Diacetyl is linked to a serious lung disease called bronchiolitis obliterans in factory workers who inhaled the chemical. This is an incurable lung disease that severely restricts airflow and can even lead to death. It's probably not something you want to gamble with.
"It's very clear that diacetyl and other similar flavoring chemicals can, in some workers, cause this severe, irreversible, untreatable lung disease," said Dr. Cecile Rose, a lung disease expert at the University of Colorado Denver. "Why would we allow the possibility of that occurring and then wait until there's some dead bodies to count before something's done about this?"
Despite the relatively high levels of diacetyl in cigarettes, bronchiolitis obliterans is not well documented among smokers—a point some readers raised as evidence that diacetyl might not be that dangerous to inhale afterall. But Rose told me that's not exactly the case.
"There's absolutely no doubt that cigarette smokers are at risk for respiratory bronchiolitis, which is a different kind of bronchiolitis," Rose told me over the phone. "Whether it's from the diacetyl or a combination of all the other things in cigarettes, that's hard to say."
Rose also pointed out that bronchiolitis obliterans is difficult to diagnose because it mimics the symptoms of other, more common lung ailments like asthma and emphysema, so it could be that smokers are just misdiagnosed.
Still, that's not to say that vaping e-liquids containing diacetyl will definitely cause bronchiolitis obliterans (as some headlines suggested), it's just that there's a potential risk. So why risk it?
"You can't control what's in cigarette smoke hardly at all, but you can control what's in an e-cigarette to some extent," said James Pankow, a chemist at Portland State University who researches cancer risks related to smoking. "If the goal is harm reduction, why would you put in a chemical that's know to be a workplace hazard?"
That's a decision that's up to manufacturers and individual vapers, and the risk depends on a number of factors including the concentration in a particular flavoring and the habits of the vaper. But the only way to make an informed decision is to know that these chemicals are widely used in the first place and to insist on more transparency from manufacturers, which is why studies like the one out of Harvard are so important.
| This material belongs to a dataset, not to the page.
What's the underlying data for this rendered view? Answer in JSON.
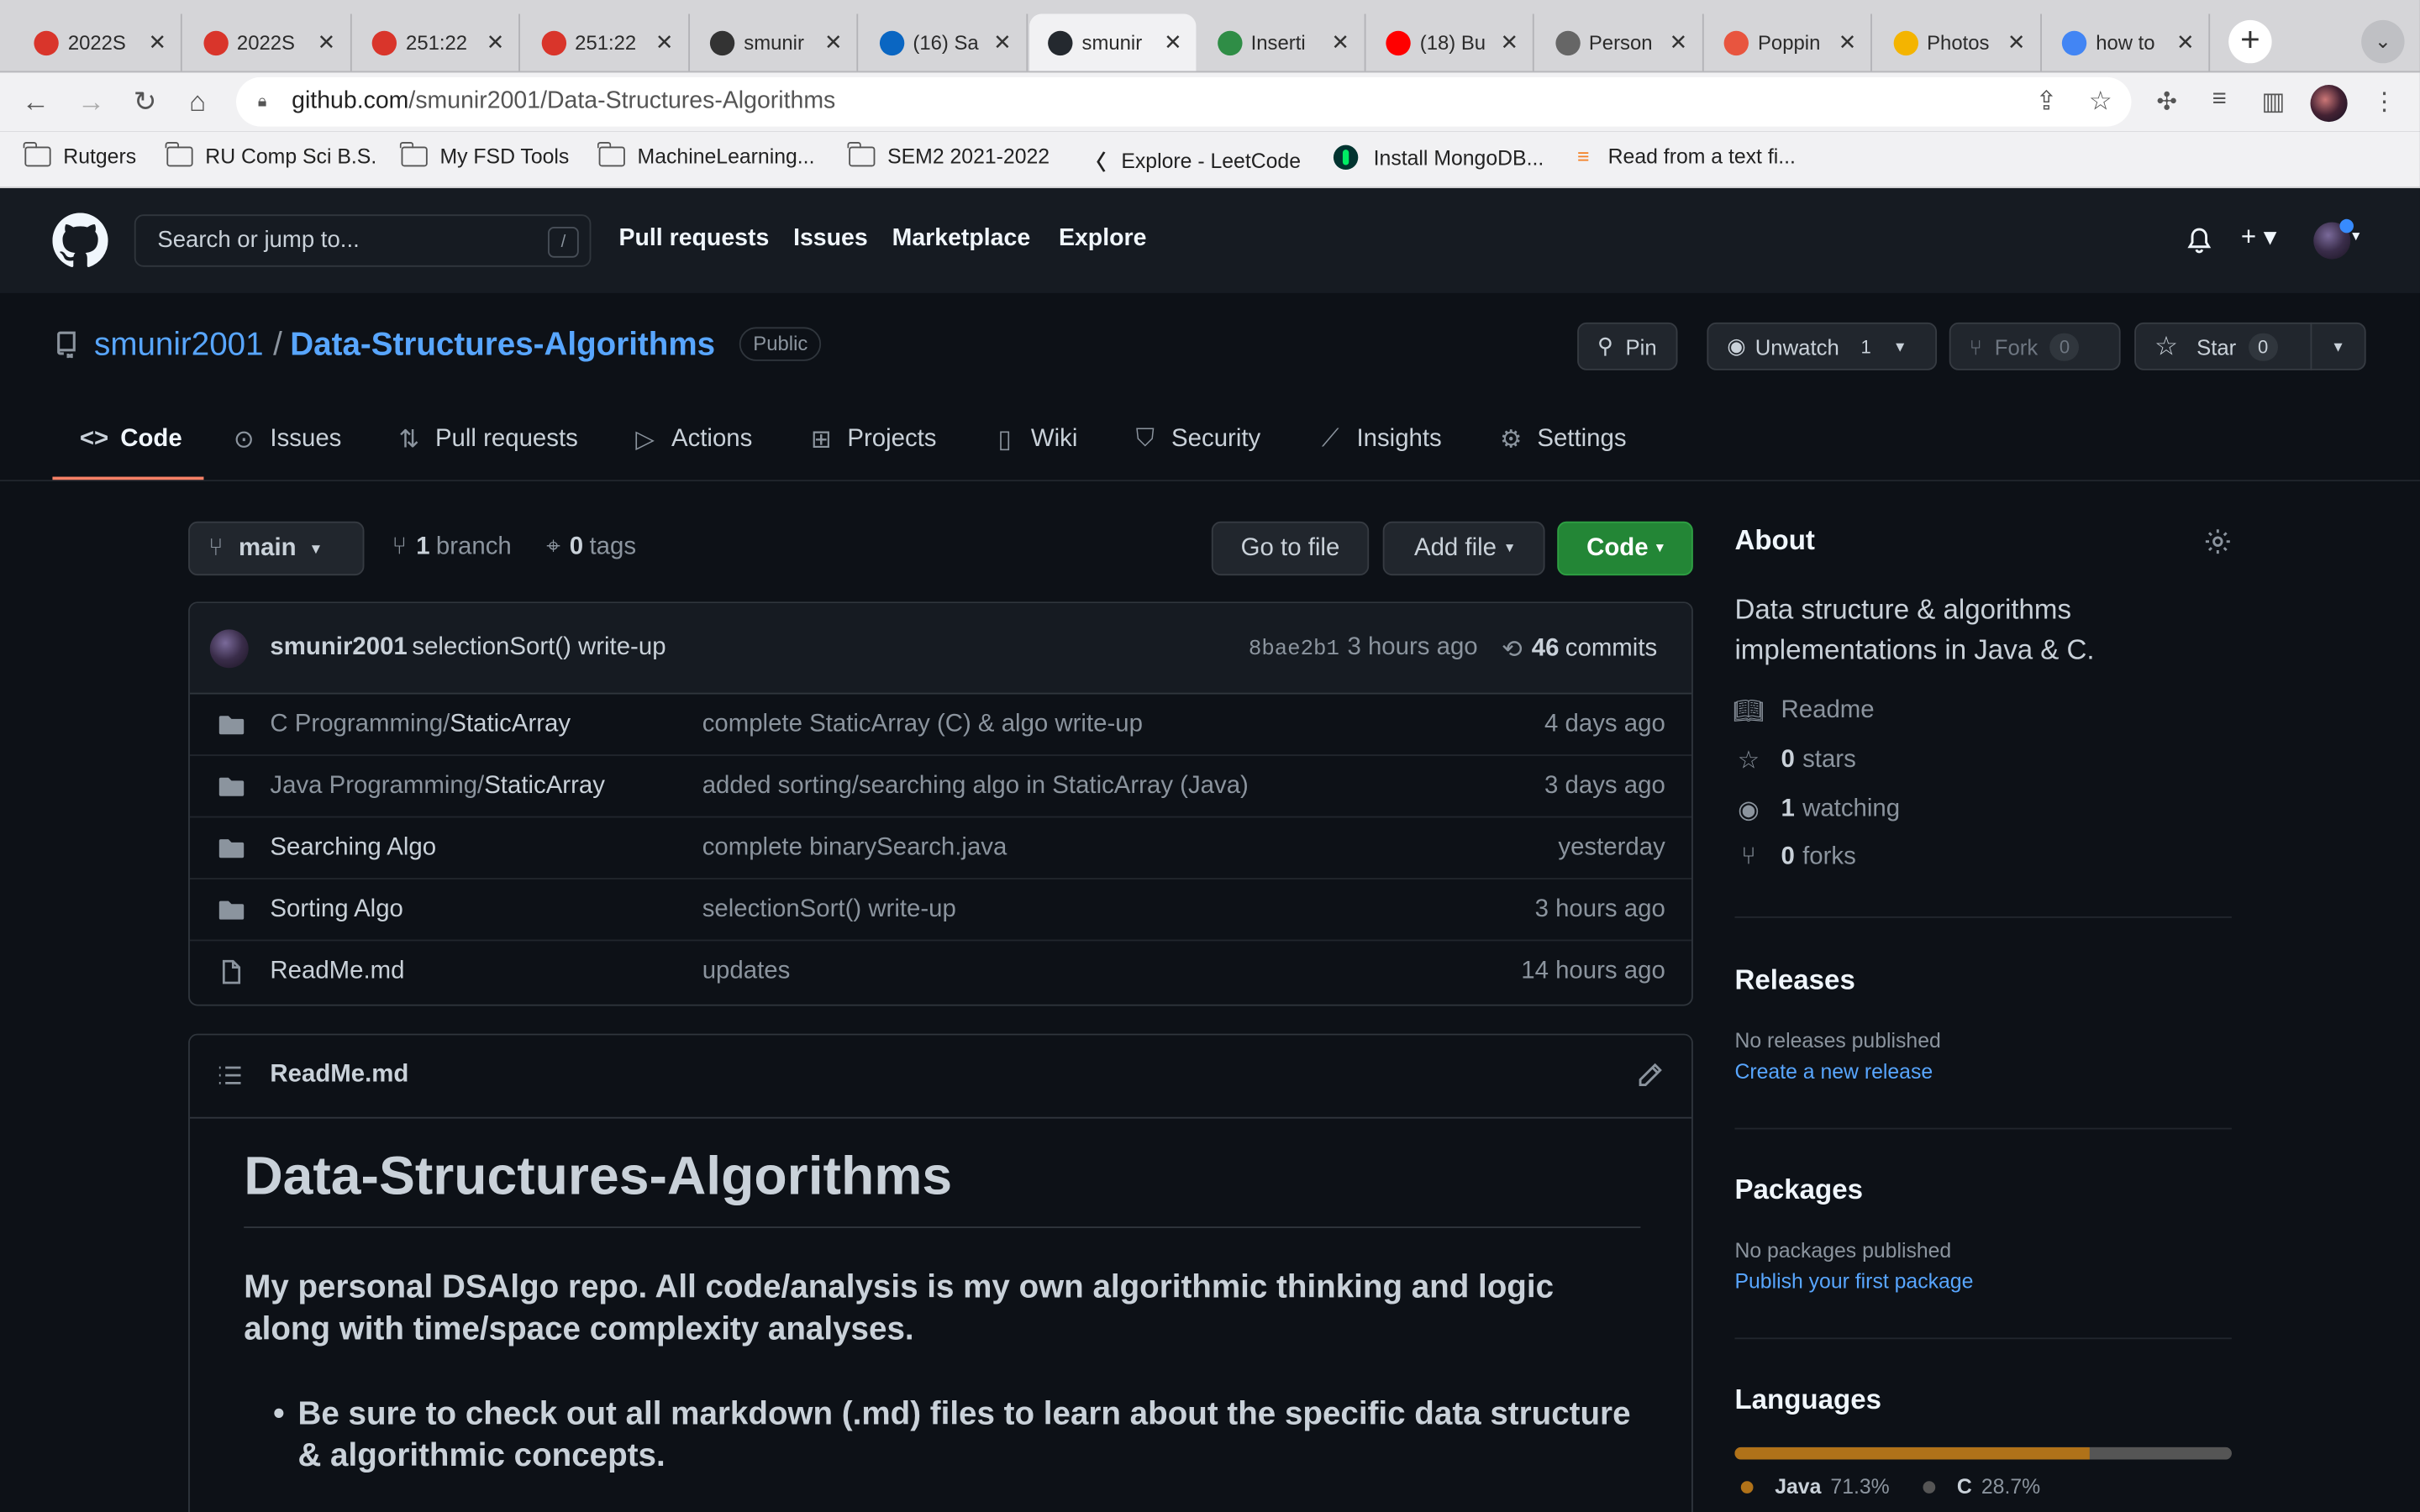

Vaping is a topic rife with contention. Those who have kicked serious smoking habits by switching to e-cigarettes are understandably defensive against any negative attention being shed on what they believe is a potentially life-saving piece of technology. Especially with potentially crushing regulation looming early next year, many vapers are worried about information being misconstrued and misrepresented. And as Mandarano point out, there are powerful interests, like Big Tobacco, that would probably love to see the entire vaping industry extinguished outright.
But knowledge is powerful too, and the best way to ensure a future where safe, responsible vaping can thrive is to continue to seek out the truth, wherever it may lead.